On Sunday, the sukkah went up at the newest gathering place for Jewish young adults in Northern Virginia. Moishe House Arlington opened on Sept. 1, the third house in the Washington area operated by the international organization created to provide a community for Jews just out of college.
Moishe House Arlington’s three residents are just beginning to put their stamp on the house and its activities.
“It will have a unique personality,” said resident William Cubberson, 28, a doctoral student in political science at George Washington University. “I just can’t tell you what it is. We’ve lived together now for two weeks.”
In exchange for a room, a rent subsidy and a small program stipend, Cubberson and his housemates will organize five-to-six programs a month for their friends and peers. Some will be strictly social, like a trivia night the house had at a local bar. Others will have Jewish content — on Rosh Hashanah, the housemates and their friends ate dinner together. The goal is to build an informal Jewish community.
“We have a bucket list of things we want to do around here,” said resident Orly Halpern, 28, who is beginning law school at George Mason University. Like Cubberson, she’s new to the Washington area.

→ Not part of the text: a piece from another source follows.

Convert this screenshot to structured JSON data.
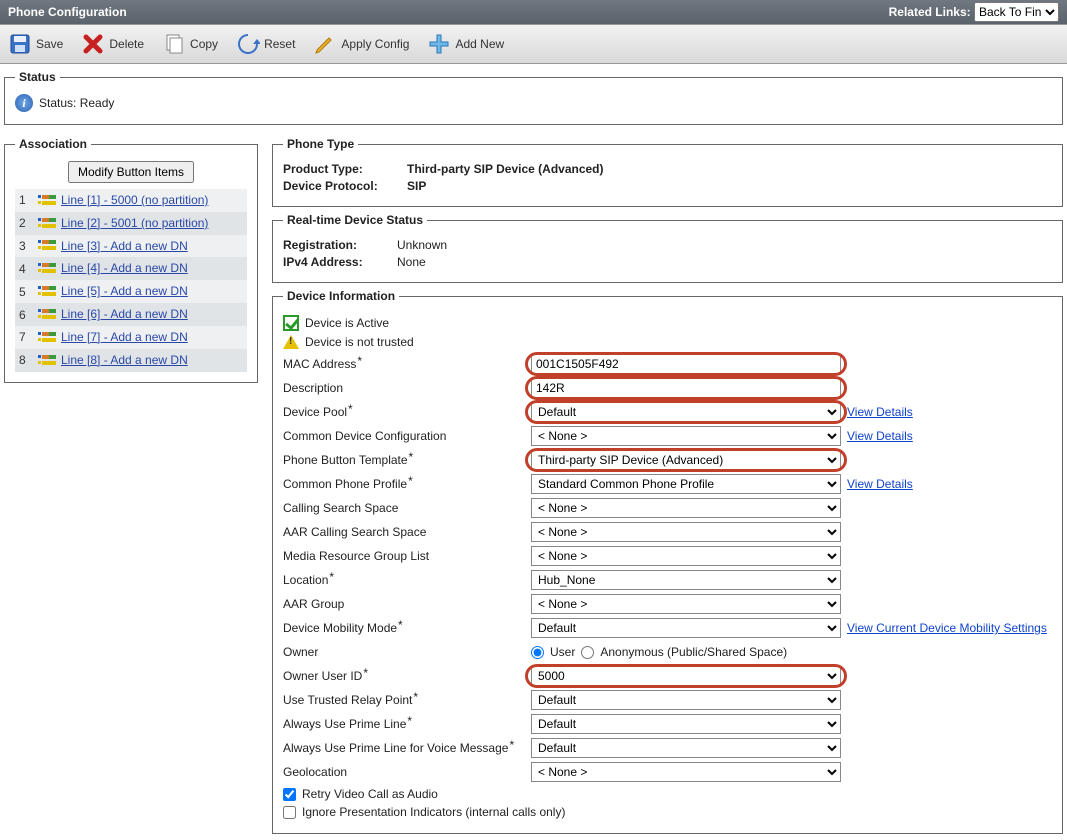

The house is actually a three-story townhouse near the Clarendon Metro station. The residents will keep a kosher kitchen. “In planning what the house would be, we didn’t want people to feel excluded,” Cubberson explained.
The Maryland-based Emanuel J. Friedman Philanthropies has provided $50,000 to support the house’s operation, according to the foundation’s president, Simone Friedman Rones.
The foundation, which supports initiatives for young Jewish adults, also provided $33,000 to support the Moishe Houses in Rockville and Adams Morgan in Washington, and $25,000 for an initiative by The Jewish Federation of Greater Washington to support the local houses, she said.
Moishe House has “a very exciting model of having young adults reach out to each other in a peer environment,” Rones said. “They’re innovative and can actually show their impact.”
Although it is early in the life of Moshe House Arlington, everything seems to be on target. A new Moishe House generally takes a half year to get up to speed, said Rebecca Bar, senior regional director of Moishe House. “What we’re looking for is consistent growth,” she said.
That goal and all the other ingredients that go into a Moishe House are on the new housemates’ minds, Halpern said.
“All we think about is the house.”